Originally published in CHS Magazine on January 19th, 2007 – by Caroline Peterson

When David Salmen plays his huge pipe organ, the corn stalks in the field behind his house quake from the bellow of the pipes. South Dakota’s largest pipe organ fills one-third of a cavernous room in Salmen’s Wessington Springs farmhouse. The organ’s 3,000 pipes, ranging in size from 32 feet to one-quarter inch in length, work in unison to make the whole room vibrate.



Most days of the year, it is not this beautiful organ that Salmen is enjoying. Besides farming 3,000 acres in eastern South Dakota, he has been tuning, restoring and rebuilding pipe organs from Pittsburgh to Seattle for more than 25 years.



“I think my interest in organs stems both from growing up on a farm working on mechanical things and from my mother who was a music teacher and played the organ at our church,” he says.



Scheduled by the Weather

Salmen’s organ-focused career began early. During summers while in high school, he spent time working with an organ builder in Watertown, S.D. After earning a bachelor of music degree in organ performance from the University of Montevallo in Alabama, Salmen began an apprenticeship with the Reuter Organ Company in Lawrence, Kan. At Reuter, he received training with an emphasis in voicing, installing and maintaining pipe organs.



“I wanted to return to the Wessington Springs area after school, but I knew that I couldn’t make a living just playing organ in church on Sunday,” says Salmen. “After my apprenticeship, I was able to move back to South Dakota as a Reuter representative in the Midwest.”

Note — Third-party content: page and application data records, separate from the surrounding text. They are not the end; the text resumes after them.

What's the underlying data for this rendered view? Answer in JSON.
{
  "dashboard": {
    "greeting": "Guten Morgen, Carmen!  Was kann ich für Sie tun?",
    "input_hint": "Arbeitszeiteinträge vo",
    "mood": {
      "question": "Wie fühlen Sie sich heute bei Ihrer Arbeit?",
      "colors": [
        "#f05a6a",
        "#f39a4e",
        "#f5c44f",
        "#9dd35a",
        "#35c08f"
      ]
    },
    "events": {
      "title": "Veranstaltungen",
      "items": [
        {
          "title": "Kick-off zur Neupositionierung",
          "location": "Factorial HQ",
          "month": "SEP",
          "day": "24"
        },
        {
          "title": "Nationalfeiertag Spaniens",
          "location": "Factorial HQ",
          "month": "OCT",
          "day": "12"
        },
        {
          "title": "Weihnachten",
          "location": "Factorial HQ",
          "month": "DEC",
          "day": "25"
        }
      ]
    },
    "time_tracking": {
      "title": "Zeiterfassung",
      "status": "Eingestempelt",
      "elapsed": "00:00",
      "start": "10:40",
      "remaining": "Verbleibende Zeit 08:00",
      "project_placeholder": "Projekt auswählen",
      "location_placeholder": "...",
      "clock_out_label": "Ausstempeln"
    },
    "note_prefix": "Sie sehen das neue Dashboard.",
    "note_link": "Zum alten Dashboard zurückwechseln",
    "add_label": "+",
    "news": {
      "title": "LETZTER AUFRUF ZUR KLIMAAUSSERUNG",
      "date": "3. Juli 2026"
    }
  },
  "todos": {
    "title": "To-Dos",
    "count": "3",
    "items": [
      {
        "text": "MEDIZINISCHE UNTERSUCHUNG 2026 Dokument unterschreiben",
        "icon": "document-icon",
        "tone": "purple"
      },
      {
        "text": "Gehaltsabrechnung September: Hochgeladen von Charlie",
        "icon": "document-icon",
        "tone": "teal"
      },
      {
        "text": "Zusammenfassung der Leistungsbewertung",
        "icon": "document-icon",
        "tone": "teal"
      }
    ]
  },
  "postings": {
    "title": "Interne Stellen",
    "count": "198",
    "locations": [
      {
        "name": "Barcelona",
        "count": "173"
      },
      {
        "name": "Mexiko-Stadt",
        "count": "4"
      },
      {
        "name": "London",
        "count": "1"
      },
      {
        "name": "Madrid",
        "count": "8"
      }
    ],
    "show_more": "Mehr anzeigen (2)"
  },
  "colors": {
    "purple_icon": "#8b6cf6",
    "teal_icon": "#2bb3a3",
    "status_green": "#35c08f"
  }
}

In 1996, Salmen took over the management and operation of the family farm and since then has been caring for not only the fine-tuning of pipe organs but also Salmen Farms’ corn, wheat and sunflower crops. Spring and fall are his busiest seasons for both enterprises. He is usually on the farm for planting and harvest, but also makes time to visit each of the 120 organs he maintains in the spring and fall.



“Organs need to be tuned as the weather changes, so I visit most of my clients with the change of season,” says Salmen. “So both my businesses are affected by the weather.”
Salmen travels about 200 days a year maintaining organs in churches and universities across a 15-state area. Tuning these enormous instruments can be a two-hour project or an all-day affair, depending on the size of the organ.



“Some of the organs I work on have interesting histories,” says Salmen. “In the early 1900s, an organ I work on in North Dakota was stranded on a train in a snow storm en route to the church it was to be installed in. The parishioners rescued the organ with a horse and sleigh.”


Bringing Music to the Country

Besides routine maintenance of organs, Salmen also takes on about five restoration or organ-building projects each year. It takes Salmen and his team about four weeks to assemble a new organ and another three weeks to voice and tune the instrument.



“When we assemble a new organ, I usually try to work it in between the wheat and corn harvest, or in the dead of winter,” says Salmen.



When he is home, Salmen holds recitals, silent movies and Evensong events for guests and neighbors. It is not unusual for the Salmen family to have 100 people in their home, along with a 20-voice choir and an expert organist.



“We bring in guest performers such as the top organist from Julliard,” says Salmen. “Our recitals are open to the public but often there is a waiting list for seats.”



Since 2005, Salmen also has served on the board of directors for Wheat Growers Cooperative in Aberdeen, S.D. “I’ve been on many boards, but have never had the opportunity to work with a board and a cooperative with such vision and the means to make it a reality,” says Salmen. “It’s so exciting.”